##### RECORDED DATA #####

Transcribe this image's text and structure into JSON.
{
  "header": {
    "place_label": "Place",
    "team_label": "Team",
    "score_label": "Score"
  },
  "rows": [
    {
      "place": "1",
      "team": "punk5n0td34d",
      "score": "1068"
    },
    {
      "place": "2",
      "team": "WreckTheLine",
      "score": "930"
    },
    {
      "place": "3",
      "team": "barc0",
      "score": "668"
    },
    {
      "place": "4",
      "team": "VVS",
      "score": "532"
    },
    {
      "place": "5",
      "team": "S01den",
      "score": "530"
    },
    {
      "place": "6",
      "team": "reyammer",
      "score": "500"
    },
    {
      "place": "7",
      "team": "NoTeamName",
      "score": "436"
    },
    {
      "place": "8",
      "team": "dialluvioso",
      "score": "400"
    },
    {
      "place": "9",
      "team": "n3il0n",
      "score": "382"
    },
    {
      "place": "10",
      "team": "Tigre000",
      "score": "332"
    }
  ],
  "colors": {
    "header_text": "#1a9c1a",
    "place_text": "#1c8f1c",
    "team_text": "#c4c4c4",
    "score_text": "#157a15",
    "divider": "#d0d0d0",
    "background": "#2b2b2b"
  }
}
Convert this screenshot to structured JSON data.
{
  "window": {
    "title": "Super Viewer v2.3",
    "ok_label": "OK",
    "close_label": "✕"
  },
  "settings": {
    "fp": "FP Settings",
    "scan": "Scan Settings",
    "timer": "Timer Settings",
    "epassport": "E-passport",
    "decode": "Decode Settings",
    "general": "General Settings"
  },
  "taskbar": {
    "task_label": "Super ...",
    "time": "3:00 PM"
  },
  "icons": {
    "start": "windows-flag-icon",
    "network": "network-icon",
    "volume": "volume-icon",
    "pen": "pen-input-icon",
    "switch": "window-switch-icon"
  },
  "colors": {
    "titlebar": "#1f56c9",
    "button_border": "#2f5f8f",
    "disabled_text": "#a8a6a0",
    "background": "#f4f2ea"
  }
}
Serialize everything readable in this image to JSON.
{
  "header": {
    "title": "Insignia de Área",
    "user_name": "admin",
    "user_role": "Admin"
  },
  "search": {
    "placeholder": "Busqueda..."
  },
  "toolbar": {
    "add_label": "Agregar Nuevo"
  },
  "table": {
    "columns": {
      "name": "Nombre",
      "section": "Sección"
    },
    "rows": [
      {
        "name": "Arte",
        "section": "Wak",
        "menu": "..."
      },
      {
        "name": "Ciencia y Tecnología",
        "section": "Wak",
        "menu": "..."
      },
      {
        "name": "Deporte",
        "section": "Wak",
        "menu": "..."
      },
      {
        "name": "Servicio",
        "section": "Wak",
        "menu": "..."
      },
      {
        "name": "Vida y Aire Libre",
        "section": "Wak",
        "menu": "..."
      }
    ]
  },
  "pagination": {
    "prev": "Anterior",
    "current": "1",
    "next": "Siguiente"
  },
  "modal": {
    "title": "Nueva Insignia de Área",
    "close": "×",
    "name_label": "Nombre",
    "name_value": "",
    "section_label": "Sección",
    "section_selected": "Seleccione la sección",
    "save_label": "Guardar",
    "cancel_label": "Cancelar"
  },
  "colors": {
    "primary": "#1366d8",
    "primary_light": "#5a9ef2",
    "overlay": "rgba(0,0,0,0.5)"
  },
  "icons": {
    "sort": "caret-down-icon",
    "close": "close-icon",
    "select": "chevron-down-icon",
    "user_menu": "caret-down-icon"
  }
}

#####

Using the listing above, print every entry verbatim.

Transcribe this image's text and structure into JSON.
{
  "header": {
    "place_label": "Place",
    "team_label": "Team",
    "score_label": "Score"
  },
  "rows": [
    {
      "place": "1",
      "team": "punk5n0td34d",
      "score": "1068"
    },
    {
      "place": "2",
      "team": "WreckTheLine",
      "score": "930"
    },
    {
      "place": "3",
      "team": "barc0",
      "score": "668"
    },
    {
      "place": "4",
      "team": "VVS",
      "score": "532"
    },
    {
      "place": "5",
      "team": "S01den",
      "score": "530"
    },
    {
      "place": "6",
      "team": "reyammer",
      "score": "500"
    },
    {
      "place": "7",
      "team": "NoTeamName",
      "score": "436"
    },
    {
      "place": "8",
      "team": "dialluvioso",
      "score": "400"
    },
    {
      "place": "9",
      "team": "n3il0n",
      "score": "382"
    },
    {
      "place": "10",
      "team": "Tigre000",
      "score": "332"
    }
  ],
  "colors": {
    "header_text": "#1a9c1a",
    "place_text": "#1c8f1c",
    "team_text": "#c4c4c4",
    "score_text": "#157a15",
    "divider": "#d0d0d0",
    "background": "#2b2b2b"
  }
}
Convert this screenshot to structured JSON data.
{
  "window": {
    "title": "Super Viewer v2.3",
    "ok_label": "OK",
    "close_label": "✕"
  },
  "settings": {
    "fp": "FP Settings",
    "scan": "Scan Settings",
    "timer": "Timer Settings",
    "epassport": "E-passport",
    "decode": "Decode Settings",
    "general": "General Settings"
  },
  "taskbar": {
    "task_label": "Super ...",
    "time": "3:00 PM"
  },
  "icons": {
    "start": "windows-flag-icon",
    "network": "network-icon",
    "volume": "volume-icon",
    "pen": "pen-input-icon",
    "switch": "window-switch-icon"
  },
  "colors": {
    "titlebar": "#1f56c9",
    "button_border": "#2f5f8f",
    "disabled_text": "#a8a6a0",
    "background": "#f4f2ea"
  }
}
Serialize everything readable in this image to JSON.
{
  "header": {
    "title": "Insignia de Área",
    "user_name": "admin",
    "user_role": "Admin"
  },
  "search": {
    "placeholder": "Busqueda..."
  },
  "toolbar": {
    "add_label": "Agregar Nuevo"
  },
  "table": {
    "columns": {
      "name": "Nombre",
      "section": "Sección"
    },
    "rows": [
      {
        "name": "Arte",
        "section": "Wak",
        "menu": "..."
      },
      {
        "name": "Ciencia y Tecnología",
        "section": "Wak",
        "menu": "..."
      },
      {
        "name": "Deporte",
        "section": "Wak",
        "menu": "..."
      },
      {
        "name": "Servicio",
        "section": "Wak",
        "menu": "..."
      },
      {
        "name": "Vida y Aire Libre",
        "section": "Wak",
        "menu": "..."
      }
    ]
  },
  "pagination": {
    "prev": "Anterior",
    "current": "1",
    "next": "Siguiente"
  },
  "modal": {
    "title": "Nueva Insignia de Área",
    "close": "×",
    "name_label": "Nombre",
    "name_value": "",
    "section_label": "Sección",
    "section_selected": "Seleccione la sección",
    "save_label": "Guardar",
    "cancel_label": "Cancelar"
  },
  "colors": {
    "primary": "#1366d8",
    "primary_light": "#5a9ef2",
    "overlay": "rgba(0,0,0,0.5)"
  },
  "icons": {
    "sort": "caret-down-icon",
    "close": "close-icon",
    "select": "chevron-down-icon",
    "user_menu": "caret-down-icon"
  }
}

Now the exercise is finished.